So that you can get comfortable enough to implement step three, practice search. Test yourself for up to a week to see if you can find things without referring to your folder system. Study the advanced search features and customize your sort options to yield more accurate results.
Step 2: Establish a Single Reference Point
Now that you’re secure in finding things, create a general reference folder. This is where you’re going to dump everything that no longer requires action, but may need to be referenced some day. Common names include Reference Bucket, General Reference, Reference, Dump Bucket. If you’re feeling brave, consider the Delete folder or Archive in Gmail your single reference point. This eliminates the need to file, as hitting the delete or archive key automatically removes it from the inbox and files it for you.
Step 3: Move Inbox Items Into Reference Point
Select everything in your inbox three weeks or older & move them all to your single reference point. Feel free to adjust the timing to two weeks, but don’t adjust in the other direction. Do not organize those e-mails by filing them into your folder system! It’s not worth your time. You’re currently getting along without that organization living out of your inbox, so why apply the organization when you know you can live without it?
Go through the remaining e-mails, filing items not requiring action into the reference point and leaving all those requiring action in your inbox.
Step 4: Sunset Old Folder System
The last step is to close down your old folder system. If having some e-mails organized and others not bothers you, then take the longer road of selecting all from each folder and moving into the single reference point. If this level of detail doesn’t matter to you, nest the folders under the single reference folder and then fold them up so you no longer see them. If you identify a folder or two that seems more reliable than search or sort, you’re allowed this exception (like Google’s Images/Maps/Videos filters) provided they don’t rule.

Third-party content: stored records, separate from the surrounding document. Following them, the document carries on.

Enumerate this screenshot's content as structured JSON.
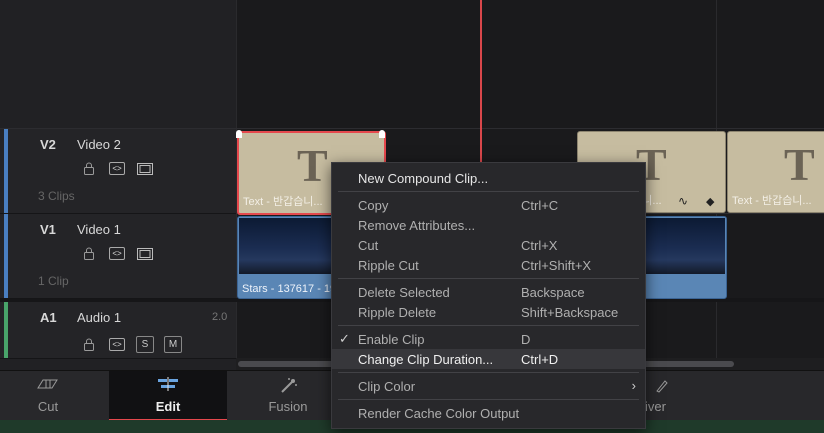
{
  "tracks": [
    {
      "id": "V2",
      "name": "Video 2",
      "clips": "3 Clips",
      "color": "#4a7fc1"
    },
    {
      "id": "V1",
      "name": "Video 1",
      "clips": "1 Clip",
      "color": "#4a7fc1"
    },
    {
      "id": "A1",
      "name": "Audio 1",
      "level": "2.0",
      "color": "#49a46a",
      "solo": "S",
      "mute": "M"
    }
  ],
  "clips": {
    "title_1": "Text - 반갑습니...",
    "title_2": "Text - 반갑습니...",
    "title_3": "Text - 반갑습니...",
    "title_letter": "T",
    "video_1": "Stars - 137617 - 19..."
  },
  "context_menu": {
    "items": [
      {
        "label": "New Compound Clip...",
        "shortcut": ""
      },
      {
        "label": "Copy",
        "shortcut": "Ctrl+C"
      },
      {
        "label": "Remove Attributes...",
        "shortcut": ""
      },
      {
        "label": "Cut",
        "shortcut": "Ctrl+X"
      },
      {
        "label": "Ripple Cut",
        "shortcut": "Ctrl+Shift+X"
      },
      {
        "label": "Delete Selected",
        "shortcut": "Backspace"
      },
      {
        "label": "Ripple Delete",
        "shortcut": "Shift+Backspace"
      },
      {
        "label": "Enable Clip",
        "shortcut": "D",
        "checked": true
      },
      {
        "label": "Change Clip Duration...",
        "shortcut": "Ctrl+D",
        "highlighted": true
      },
      {
        "label": "Clip Color",
        "shortcut": "",
        "submenu": true
      },
      {
        "label": "Render Cache Color Output",
        "shortcut": ""
      }
    ]
  },
  "page_tabs": [
    {
      "label": "Cut",
      "icon": "cut-page-icon"
    },
    {
      "label": "Edit",
      "icon": "edit-page-icon",
      "active": true
    },
    {
      "label": "Fusion",
      "icon": "fusion-page-icon"
    },
    {
      "label": "iver",
      "icon": "deliver-page-icon"
    }
  ],
  "colors": {
    "playhead": "#e5484d",
    "accent": "#6aa4e0",
    "title_clip": "#c6bca0",
    "video_clip": "#5a86b5"
  }
}
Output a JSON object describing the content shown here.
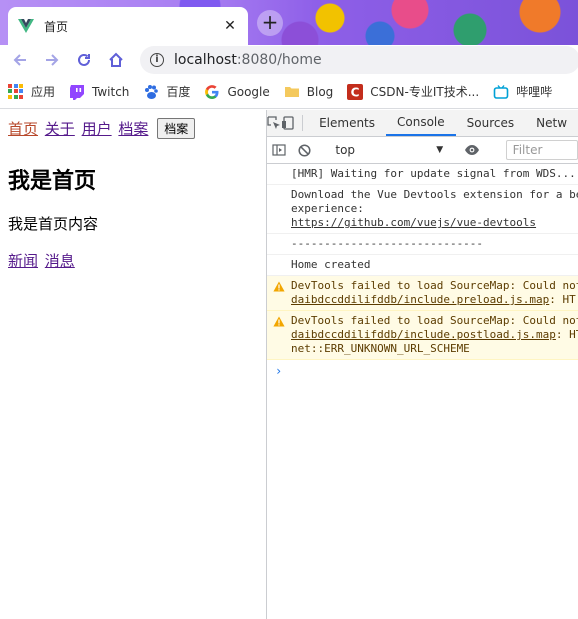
{
  "browser": {
    "tab_title": "首页",
    "new_tab_label": "+",
    "url_host": "localhost",
    "url_rest": ":8080/home",
    "bookmarks": [
      "应用",
      "Twitch",
      "百度",
      "Google",
      "Blog",
      "CSDN-专业IT技术...",
      "哔哩哔"
    ]
  },
  "page": {
    "nav_links": [
      "首页",
      "关于",
      "用户",
      "档案"
    ],
    "nav_button": "档案",
    "heading": "我是首页",
    "content": "我是首页内容",
    "sub_links": [
      "新闻",
      "消息"
    ]
  },
  "devtools": {
    "tabs": [
      "Elements",
      "Console",
      "Sources",
      "Netw"
    ],
    "context": "top",
    "filter_placeholder": "Filter",
    "messages": [
      {
        "type": "log",
        "lines": [
          "[HMR] Waiting for update signal from WDS..."
        ]
      },
      {
        "type": "log",
        "lines": [
          "Download the Vue Devtools extension for a be",
          "experience:"
        ],
        "link": "https://github.com/vuejs/vue-devtools"
      },
      {
        "type": "log",
        "lines": [
          "-----------------------------"
        ]
      },
      {
        "type": "log",
        "lines": [
          "Home created"
        ]
      },
      {
        "type": "warn",
        "lines": [
          "DevTools failed to load SourceMap: Could not"
        ],
        "link": "daibdccddilifddb/include.preload.js.map",
        "suffix": ": HT"
      },
      {
        "type": "warn",
        "lines": [
          "DevTools failed to load SourceMap: Could not"
        ],
        "link": "daibdccddilifddb/include.postload.js.map",
        "suffix": ": HT",
        "extra": "net::ERR_UNKNOWN_URL_SCHEME"
      }
    ]
  },
  "colors": {
    "accent": "#1a73e8",
    "visited_link": "#551a8b",
    "active_link": "#b7472a",
    "warning_bg": "#fffbe5"
  }
}
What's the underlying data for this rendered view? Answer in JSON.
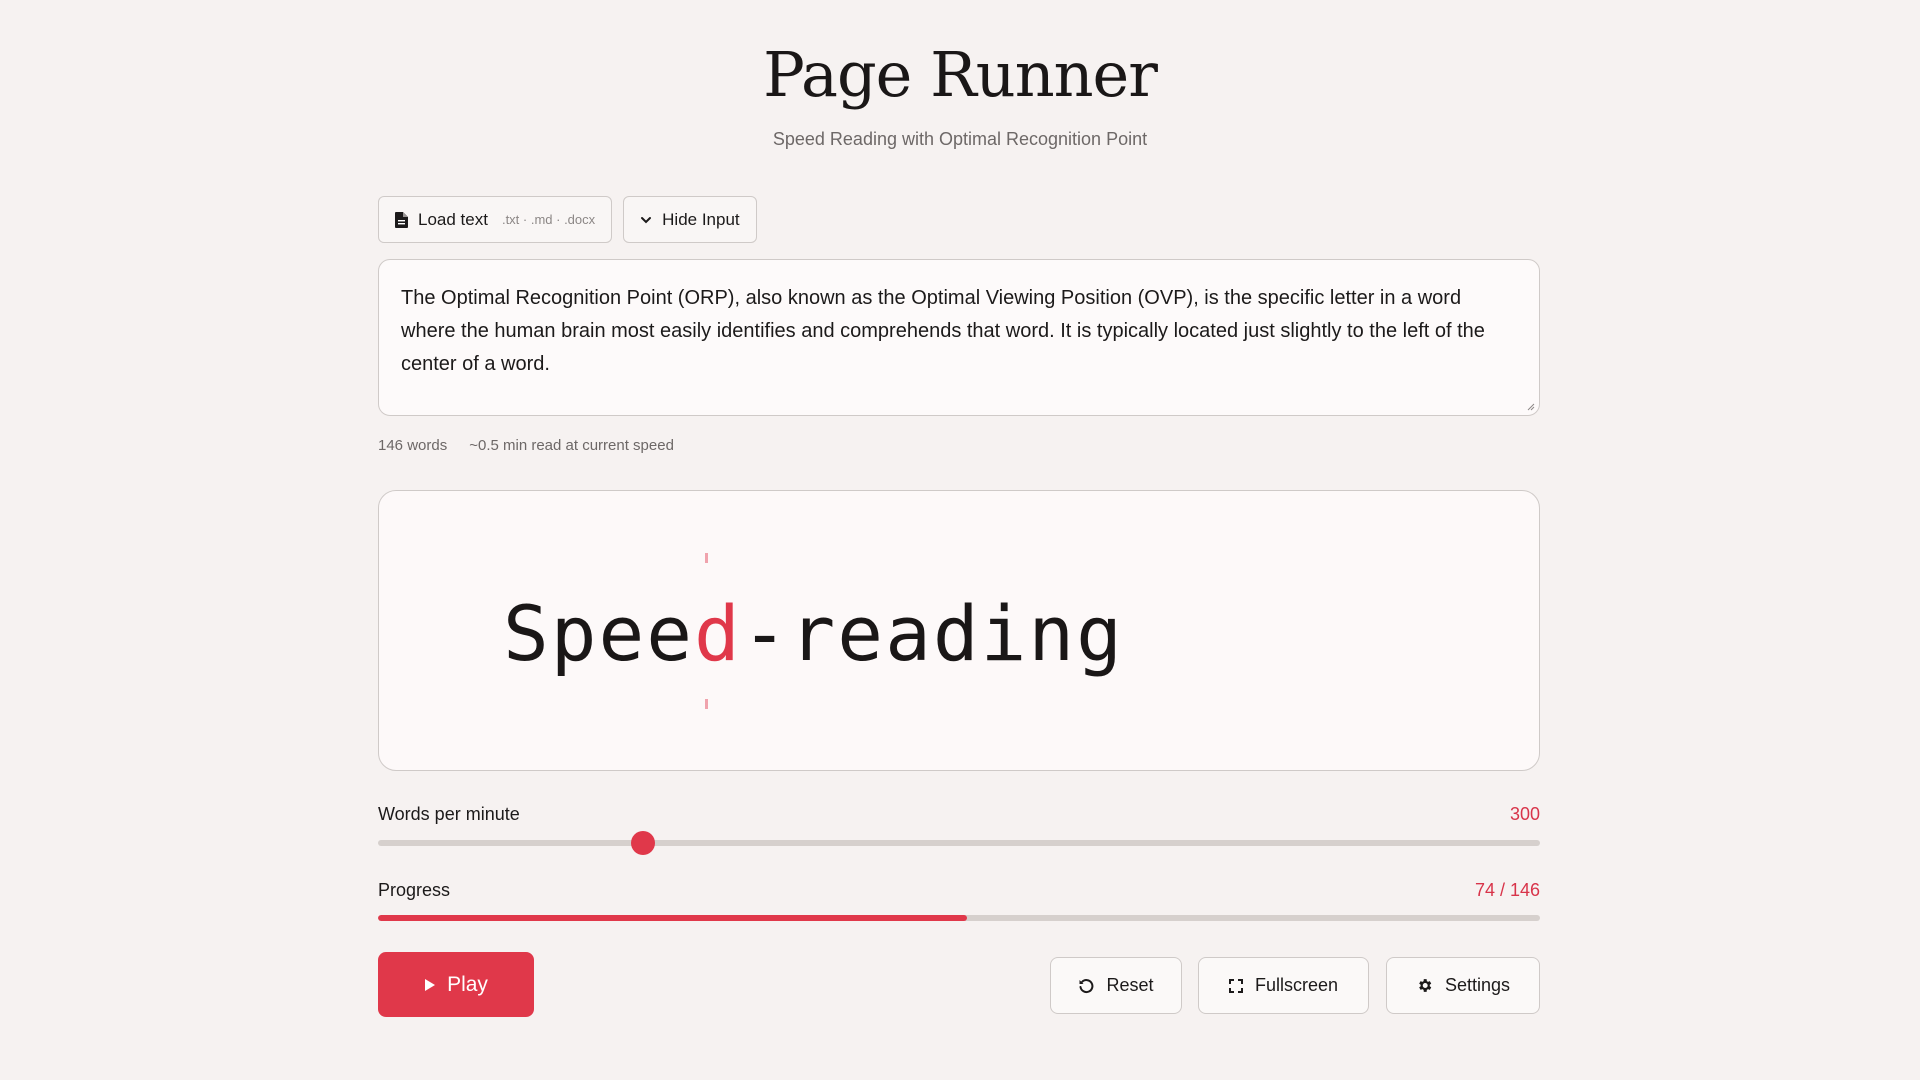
{
  "header": {
    "title": "Page Runner",
    "subtitle": "Speed Reading with Optimal Recognition Point"
  },
  "toolbar": {
    "load_label": "Load text",
    "load_hint": ".txt · .md · .docx",
    "hide_label": "Hide Input",
    "load_icon": "file-icon",
    "hide_icon": "chevron-down-icon"
  },
  "input": {
    "text": "The Optimal Recognition Point (ORP), also known as the Optimal Viewing Position (OVP), is the specific letter in a word where the human brain most easily identifies and comprehends that word. It is typically located just slightly to the left of the center of a word."
  },
  "stats": {
    "word_count": "146 words",
    "read_time": "~0.5 min read at current speed"
  },
  "reader": {
    "before": "Spee",
    "focus": "d",
    "after": "-reading"
  },
  "wpm": {
    "label": "Words per minute",
    "value": "300",
    "fraction": 0.228
  },
  "progress": {
    "label": "Progress",
    "value": "74 / 146",
    "current": 74,
    "total": 146
  },
  "controls": {
    "play_label": "Play",
    "reset_label": "Reset",
    "fullscreen_label": "Fullscreen",
    "settings_label": "Settings"
  },
  "colors": {
    "accent": "#e0384a",
    "background": "#f6f2f1"
  }
}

Now nothing is preventing you from fearlessness as you enter your e-mail inbox. Except maybe those frightening requests and ominous responses.